“My creativity, where I am today, is thanks to having a year where I couldn’t work,” Giles tells us, as he begins to describe the direct aftermath of his accident. It was a time when he felt a complete loss of control, as he was forced to confront the possibility of not working again. “It was really tough,” Giles reflects, “instinctually as a photographer, I hate not taking photos. When I got injured, I thought I’d never take another photograph.”

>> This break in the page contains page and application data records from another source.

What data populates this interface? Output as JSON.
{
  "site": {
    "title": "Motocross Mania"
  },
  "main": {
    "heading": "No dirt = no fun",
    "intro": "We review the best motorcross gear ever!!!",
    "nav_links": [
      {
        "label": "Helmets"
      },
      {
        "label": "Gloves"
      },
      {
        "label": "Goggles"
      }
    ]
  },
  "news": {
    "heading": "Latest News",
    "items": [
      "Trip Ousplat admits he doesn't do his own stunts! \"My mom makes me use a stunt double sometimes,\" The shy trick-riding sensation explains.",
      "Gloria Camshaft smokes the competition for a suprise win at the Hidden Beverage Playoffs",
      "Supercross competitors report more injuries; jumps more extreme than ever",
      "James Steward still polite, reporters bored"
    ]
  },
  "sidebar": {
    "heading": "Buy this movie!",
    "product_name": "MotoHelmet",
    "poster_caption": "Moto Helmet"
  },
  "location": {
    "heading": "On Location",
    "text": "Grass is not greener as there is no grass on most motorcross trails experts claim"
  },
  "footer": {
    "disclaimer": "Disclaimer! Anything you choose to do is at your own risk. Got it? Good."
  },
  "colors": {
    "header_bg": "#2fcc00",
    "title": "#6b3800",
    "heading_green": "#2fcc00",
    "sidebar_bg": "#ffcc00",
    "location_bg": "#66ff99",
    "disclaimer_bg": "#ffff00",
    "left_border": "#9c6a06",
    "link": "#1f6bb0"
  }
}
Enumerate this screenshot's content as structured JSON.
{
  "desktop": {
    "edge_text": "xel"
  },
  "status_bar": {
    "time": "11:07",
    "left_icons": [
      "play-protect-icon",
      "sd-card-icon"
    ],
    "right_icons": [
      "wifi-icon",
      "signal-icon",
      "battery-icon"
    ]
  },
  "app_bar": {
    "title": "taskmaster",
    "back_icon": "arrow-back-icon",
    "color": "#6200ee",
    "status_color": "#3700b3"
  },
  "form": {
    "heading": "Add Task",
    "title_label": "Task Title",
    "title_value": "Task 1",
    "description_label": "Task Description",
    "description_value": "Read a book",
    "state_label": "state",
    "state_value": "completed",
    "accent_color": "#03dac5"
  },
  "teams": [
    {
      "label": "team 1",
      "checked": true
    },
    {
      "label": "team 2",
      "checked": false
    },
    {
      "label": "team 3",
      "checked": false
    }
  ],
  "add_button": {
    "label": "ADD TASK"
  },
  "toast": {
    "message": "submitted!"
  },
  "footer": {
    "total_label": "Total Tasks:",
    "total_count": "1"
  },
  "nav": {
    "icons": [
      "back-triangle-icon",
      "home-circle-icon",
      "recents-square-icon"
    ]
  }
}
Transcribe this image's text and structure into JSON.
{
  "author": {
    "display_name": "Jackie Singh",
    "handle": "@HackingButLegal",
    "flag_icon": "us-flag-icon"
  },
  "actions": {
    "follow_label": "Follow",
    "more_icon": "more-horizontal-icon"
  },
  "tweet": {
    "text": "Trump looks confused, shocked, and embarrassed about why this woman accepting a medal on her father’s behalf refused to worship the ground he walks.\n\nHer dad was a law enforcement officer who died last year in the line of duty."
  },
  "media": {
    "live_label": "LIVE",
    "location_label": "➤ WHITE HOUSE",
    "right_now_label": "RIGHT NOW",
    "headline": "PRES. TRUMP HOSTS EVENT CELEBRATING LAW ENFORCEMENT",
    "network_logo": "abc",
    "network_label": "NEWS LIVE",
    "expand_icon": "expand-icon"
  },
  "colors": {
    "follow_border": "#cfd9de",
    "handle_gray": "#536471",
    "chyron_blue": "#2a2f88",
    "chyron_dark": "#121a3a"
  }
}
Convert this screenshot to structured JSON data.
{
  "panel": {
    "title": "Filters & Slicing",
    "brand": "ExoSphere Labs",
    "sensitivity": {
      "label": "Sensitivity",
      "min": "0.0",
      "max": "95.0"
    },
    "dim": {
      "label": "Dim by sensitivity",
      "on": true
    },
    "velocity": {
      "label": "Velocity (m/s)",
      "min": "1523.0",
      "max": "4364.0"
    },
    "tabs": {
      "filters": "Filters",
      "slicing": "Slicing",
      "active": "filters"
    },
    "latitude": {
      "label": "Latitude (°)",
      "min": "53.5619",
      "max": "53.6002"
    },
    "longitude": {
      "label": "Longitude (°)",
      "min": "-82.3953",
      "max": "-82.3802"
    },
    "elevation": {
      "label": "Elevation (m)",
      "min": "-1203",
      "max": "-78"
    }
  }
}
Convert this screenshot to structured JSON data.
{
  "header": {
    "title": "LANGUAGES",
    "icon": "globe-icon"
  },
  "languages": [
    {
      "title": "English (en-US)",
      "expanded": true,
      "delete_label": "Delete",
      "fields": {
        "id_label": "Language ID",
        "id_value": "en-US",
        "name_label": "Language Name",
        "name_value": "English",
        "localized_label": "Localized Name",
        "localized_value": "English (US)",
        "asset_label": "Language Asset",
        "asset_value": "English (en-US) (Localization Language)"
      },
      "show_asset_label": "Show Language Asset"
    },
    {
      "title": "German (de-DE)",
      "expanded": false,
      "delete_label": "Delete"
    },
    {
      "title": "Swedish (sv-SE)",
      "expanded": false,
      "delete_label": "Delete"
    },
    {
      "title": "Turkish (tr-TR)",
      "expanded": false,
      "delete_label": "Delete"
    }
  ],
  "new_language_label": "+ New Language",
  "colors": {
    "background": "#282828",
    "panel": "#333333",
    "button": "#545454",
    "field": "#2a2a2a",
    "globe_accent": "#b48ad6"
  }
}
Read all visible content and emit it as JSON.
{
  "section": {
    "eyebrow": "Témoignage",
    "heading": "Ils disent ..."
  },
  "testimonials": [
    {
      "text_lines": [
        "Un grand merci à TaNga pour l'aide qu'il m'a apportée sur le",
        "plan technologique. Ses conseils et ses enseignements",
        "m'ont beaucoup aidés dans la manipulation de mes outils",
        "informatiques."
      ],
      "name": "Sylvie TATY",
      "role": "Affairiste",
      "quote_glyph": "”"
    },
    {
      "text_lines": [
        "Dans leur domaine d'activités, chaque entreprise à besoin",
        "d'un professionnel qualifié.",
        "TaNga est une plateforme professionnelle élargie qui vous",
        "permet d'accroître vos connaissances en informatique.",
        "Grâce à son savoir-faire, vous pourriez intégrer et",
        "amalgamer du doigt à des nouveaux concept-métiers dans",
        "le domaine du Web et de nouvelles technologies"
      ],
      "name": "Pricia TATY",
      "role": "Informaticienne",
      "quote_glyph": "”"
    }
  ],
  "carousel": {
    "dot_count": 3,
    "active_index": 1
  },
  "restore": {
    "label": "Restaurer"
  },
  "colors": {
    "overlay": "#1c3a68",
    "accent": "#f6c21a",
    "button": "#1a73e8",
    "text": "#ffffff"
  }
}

Unable to communicate with the world physically or verbally, Giles’ only correspondence with his loved ones was through blinking in his hospital bed – leading him to brand this time of his life as “the ultimate lockdown”. Having understood the severity of his situation, he made a promise to himself, to regain control over “who I would be when it was over”. This thought sparked what would become Giles’ first self-initiated project after the accident. While in intensive care, he began conceiving his 100 Portrait before I Die series, where he listed those he’d like to photograph, once he was free to do so.